Spinal Fusion Procedure
What is spinal fusion?
Spinal fusion is the surgical joining of two vertebrae in your neck or back. Your vertebrae are the bones that make up your spine (backbone). Spinal fusion permanently stops movement between two or more vertebrae. It is a treatment for a variety of diseases and conditions of your spine. All spinal fusions use a bone graft to fuse or join two vertebrae. Sometimes your doctor will also use screws, rods or plates to hold your vertebrae in place. Spinal fusion can help restore pain-free function in a deformed, damaged or diseased spine.
Spinal fusion is a common but major surgery with significant risks and potential complications. You may have less invasive treatment options available depending on your specific circumstances. You should consider getting a second opinion about all your treatment choices before having a spinal fusion.
Types of spinal fusion
Generally, all types of spinal fusion procedures use bone graft material. This involves placing bone graft material in strips along your vertebrae, in pieces between your vertebrae, or packed into a special cage that goes between your vertebrae. Your body heals the bone around the graft over several months. Spinal fusion is not immediate with surgery. It takes time for your body to form enough bone around the graft to permanently fuse your vertebrae.
The types of spinal fusion procedures include:
- Allograft fusion uses a piece of cadaver bone for the bone graft. Allografts come from a bone bank. Allograft fusions require only one incision and cause less pain than an autograft fusion. However, bone fusion and healing is less predictable with an allograft.

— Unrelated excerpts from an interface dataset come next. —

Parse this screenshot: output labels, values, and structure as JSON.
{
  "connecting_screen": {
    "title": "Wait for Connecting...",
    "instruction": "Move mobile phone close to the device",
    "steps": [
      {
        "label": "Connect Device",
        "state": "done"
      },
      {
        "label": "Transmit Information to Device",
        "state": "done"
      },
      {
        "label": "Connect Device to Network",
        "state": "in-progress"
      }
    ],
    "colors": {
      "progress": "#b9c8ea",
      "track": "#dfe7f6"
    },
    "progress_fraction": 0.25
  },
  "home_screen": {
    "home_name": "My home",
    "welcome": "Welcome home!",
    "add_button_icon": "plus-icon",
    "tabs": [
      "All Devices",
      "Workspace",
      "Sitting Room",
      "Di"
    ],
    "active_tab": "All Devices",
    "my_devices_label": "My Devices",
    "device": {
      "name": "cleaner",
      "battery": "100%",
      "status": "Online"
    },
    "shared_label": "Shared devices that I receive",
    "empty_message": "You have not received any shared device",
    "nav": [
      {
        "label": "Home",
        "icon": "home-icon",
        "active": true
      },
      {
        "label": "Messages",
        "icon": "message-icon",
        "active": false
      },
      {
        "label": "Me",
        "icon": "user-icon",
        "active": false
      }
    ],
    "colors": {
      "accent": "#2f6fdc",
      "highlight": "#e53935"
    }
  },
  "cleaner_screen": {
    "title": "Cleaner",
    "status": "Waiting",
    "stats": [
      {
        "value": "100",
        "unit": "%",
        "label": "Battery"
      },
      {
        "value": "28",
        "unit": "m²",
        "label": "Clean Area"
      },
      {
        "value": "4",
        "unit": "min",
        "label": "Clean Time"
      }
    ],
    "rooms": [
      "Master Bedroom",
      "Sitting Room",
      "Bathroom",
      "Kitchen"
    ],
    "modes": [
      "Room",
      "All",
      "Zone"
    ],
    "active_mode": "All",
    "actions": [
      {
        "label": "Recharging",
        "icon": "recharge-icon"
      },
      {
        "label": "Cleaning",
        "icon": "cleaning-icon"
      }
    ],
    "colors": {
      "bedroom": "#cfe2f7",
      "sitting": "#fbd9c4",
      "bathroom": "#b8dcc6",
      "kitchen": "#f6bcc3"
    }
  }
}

- Autograft fusion uses a piece of your own bone for the graft. Your doctor will usually take bone from your hip. This type of spinal fusion was the only option available in the past. However, an autograft requires an additional incision, lengthens surgery time, and causes more post-operative pain.
- Synthetic, or artificial graft fusion uses synthetic (totally man-made) materials and modified natural bone. Some artificial bone graft materials are used alone and others are combined with an allograft or autograft.
Other procedures that may be performed
In addition to spinal fusion, your doctor may also perform one or more other procedures. These procedures are usually done first and include:
- Discectomy is the surgical removal of part or all of a spinal disc. A discectomy treats degenerated, herniated or ruptured spinal discs.
- Foraminotomy is the widening of the opening where the nerve roots leave the spinal canal. Your doctor may use this procedure when the opening (foramina) is narrowed causing pressure on the spinal nerves.
- Laminectomy is the removal of the lamina. The lamina is the back part of each vertebra of your spine. A laminectomy makes your spinal canal larger. This reduces pressure in your spinal canal and nerves.
Why is spinal fusion performed?
Spinal fusion is a major surgical procedure that your doctor may recommend to treat a variety of diseases and conditions of the spine. Your doctor may only consider spinal fusionfor you if other treatment options with less risk of complications are ineffective. Talk with your doctor about all your treatment options and consider getting a second opinion.
Your doctor mayrecommend spinal fusion for persistent spinal pain caused by:
- Degenerative disc disease, a breakdown of the cushioning discs between the vertebrae. This can lead to compression of the spinal cord and nerves.
- Fracture of a vertebra
- Infections of the spine
- Scoliosis or kyphosis, which are abnormal curvatures of the spine
- Spinal stenosis, which is a narrowing of the spinal column causing pressure on the spinal cord and nerves
- Spondylolisthesis, which isdislocation of one vertebra over the one below it
- Tumors of the spine
How is spinal fusion performed?
An orthopedic surgeon will lead the surgical team and perform your spinal fusion in a hospital setting. An orthopedic surgeon specializes in the surgical treatment of diseases of the bones and connective tissues. To fuse your spine, your orthopedic surgeon will place a bone graft material in strips along your vertebrae, in pieces between your vertebrae, or packed into a special cage that goes between your vertebrae.
© Copyright 2012 Health Grades, Inc. All rights reserved. This information is for educational purposes only and is not intended as a substitute for professional medical care. For specific medical advice, diagnoses and treatment, consult your doctor.